**EXERCISE DESCRIPTION**
Go through the listing and copy each line that has the string "basic" in it.
*** Opening ENTRIES PROVIDED ***
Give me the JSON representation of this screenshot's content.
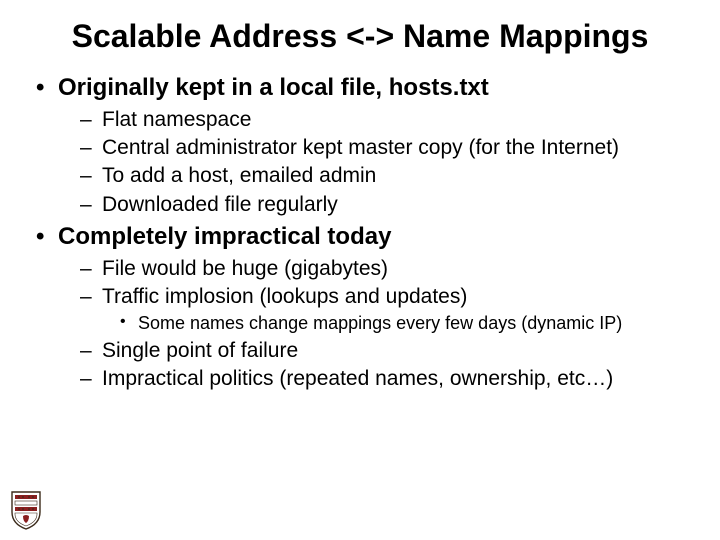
{
  "title": "Scalable Address <-> Name Mappings",
  "bullets": {
    "b1": "Originally kept in a local file, hosts.txt",
    "b1_1": "Flat namespace",
    "b1_2": "Central administrator kept master copy (for the Internet)",
    "b1_3": "To add a host, emailed admin",
    "b1_4": "Downloaded file regularly",
    "b2": "Completely impractical today",
    "b2_1": "File would be huge (gigabytes)",
    "b2_2": "Traffic implosion (lookups and updates)",
    "b2_2_1": "Some names change mappings every few days (dynamic IP)",
    "b2_3": "Single point of failure",
    "b2_4": "Impractical politics (repeated names, ownership, etc…)"
  },
  "logo": {
    "name": "brown-university-shield",
    "colors": {
      "red": "#8a1f1f",
      "dark": "#3b2a1a",
      "white": "#ffffff",
      "gray": "#666666"
    }
  }
}
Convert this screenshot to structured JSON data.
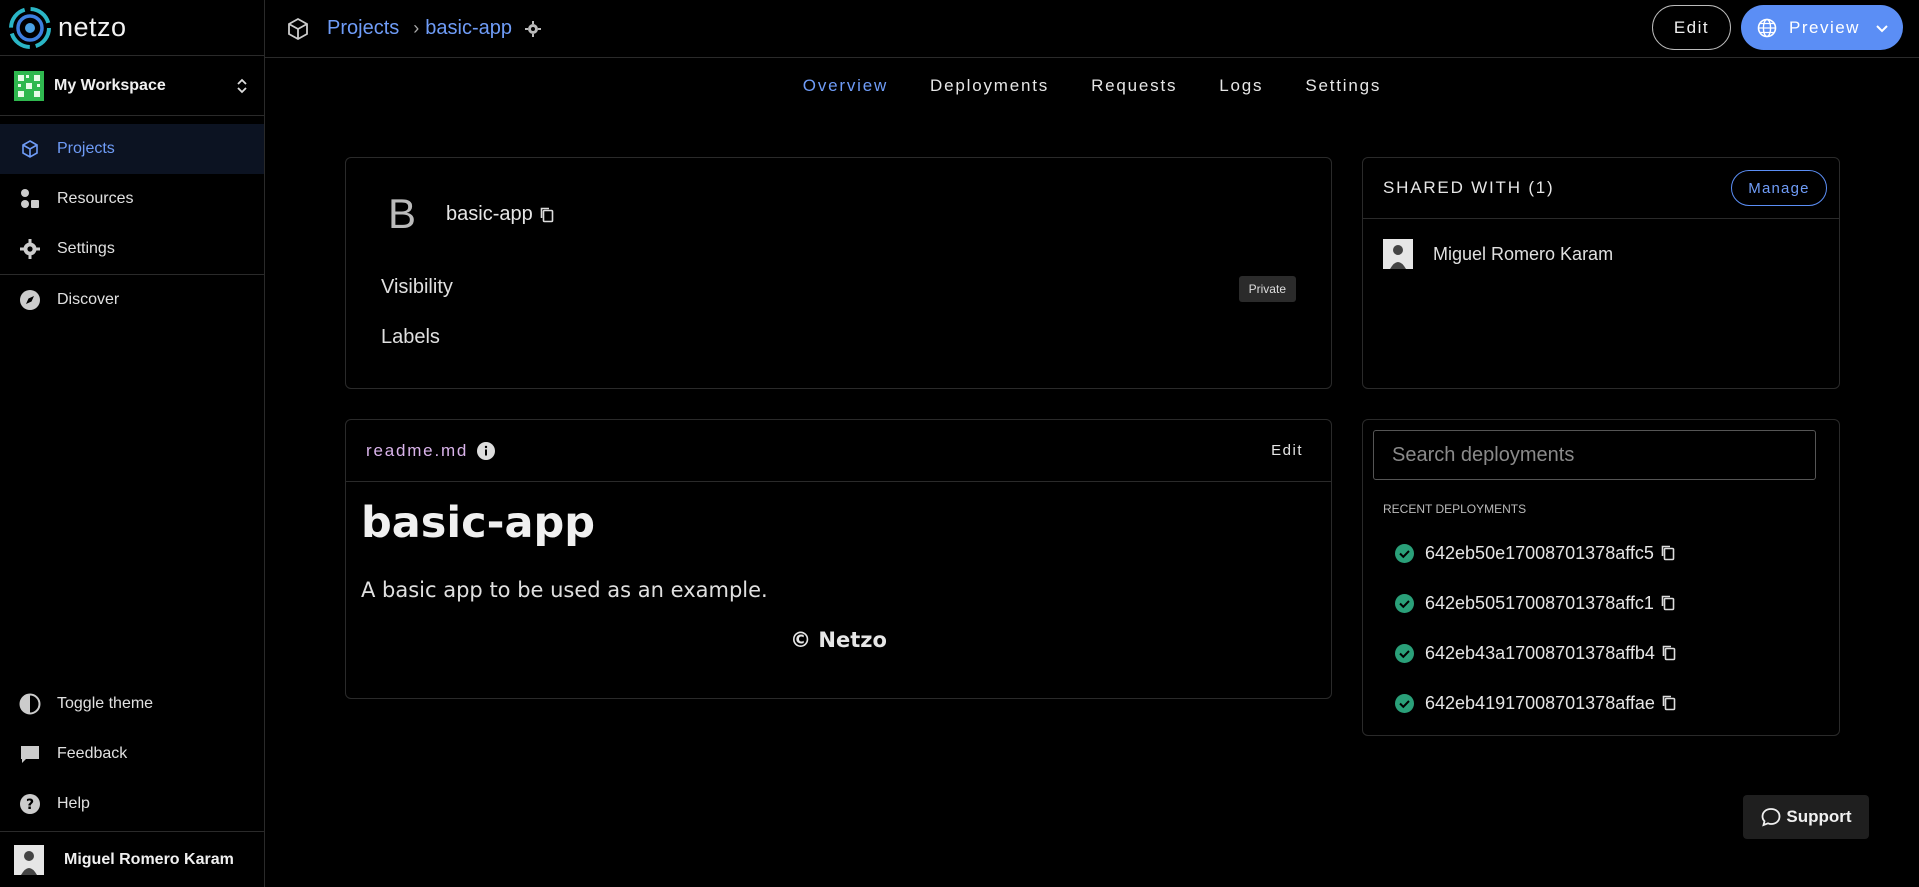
{
  "brand": {
    "name": "netzo"
  },
  "workspace": {
    "name": "My Workspace"
  },
  "sidebar": {
    "items": [
      {
        "label": "Projects",
        "icon": "cube-icon",
        "active": true
      },
      {
        "label": "Resources",
        "icon": "resources-icon"
      },
      {
        "label": "Settings",
        "icon": "gear-icon"
      },
      {
        "label": "Discover",
        "icon": "compass-icon"
      }
    ],
    "bottom_items": [
      {
        "label": "Toggle theme",
        "icon": "contrast-icon"
      },
      {
        "label": "Feedback",
        "icon": "chat-icon"
      },
      {
        "label": "Help",
        "icon": "help-icon"
      }
    ],
    "user": {
      "name": "Miguel Romero Karam"
    }
  },
  "header": {
    "breadcrumb": {
      "root": "Projects",
      "current": "basic-app"
    },
    "edit_label": "Edit",
    "preview_label": "Preview"
  },
  "tabs": [
    {
      "label": "Overview",
      "active": true
    },
    {
      "label": "Deployments"
    },
    {
      "label": "Requests"
    },
    {
      "label": "Logs"
    },
    {
      "label": "Settings"
    }
  ],
  "project": {
    "initial": "B",
    "name": "basic-app",
    "visibility_label": "Visibility",
    "visibility_value": "Private",
    "labels_label": "Labels"
  },
  "shared": {
    "title": "SHARED WITH (1)",
    "manage_label": "Manage",
    "users": [
      {
        "name": "Miguel Romero Karam"
      }
    ]
  },
  "readme": {
    "filename": "readme.md",
    "edit_label": "Edit",
    "heading": "basic-app",
    "paragraph": "A basic app to be used as an example.",
    "footer": "© Netzo"
  },
  "deployments": {
    "search_placeholder": "Search deployments",
    "recent_label": "RECENT DEPLOYMENTS",
    "items": [
      {
        "id": "642eb50e17008701378affc5",
        "status": "success"
      },
      {
        "id": "642eb50517008701378affc1",
        "status": "success"
      },
      {
        "id": "642eb43a17008701378affb4",
        "status": "success"
      },
      {
        "id": "642eb41917008701378affae",
        "status": "success"
      }
    ]
  },
  "support": {
    "label": "Support"
  },
  "colors": {
    "accent": "#5b8ef5",
    "link": "#6f9cf7",
    "success": "#2aa079",
    "readme_title": "#d9b3ea"
  }
}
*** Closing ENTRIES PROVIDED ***
**ANSWER BOX**
      "current": "basic-app"
    "name": "basic-app",
    "heading": "basic-app",
    "paragraph": "A basic app to be used as an example.",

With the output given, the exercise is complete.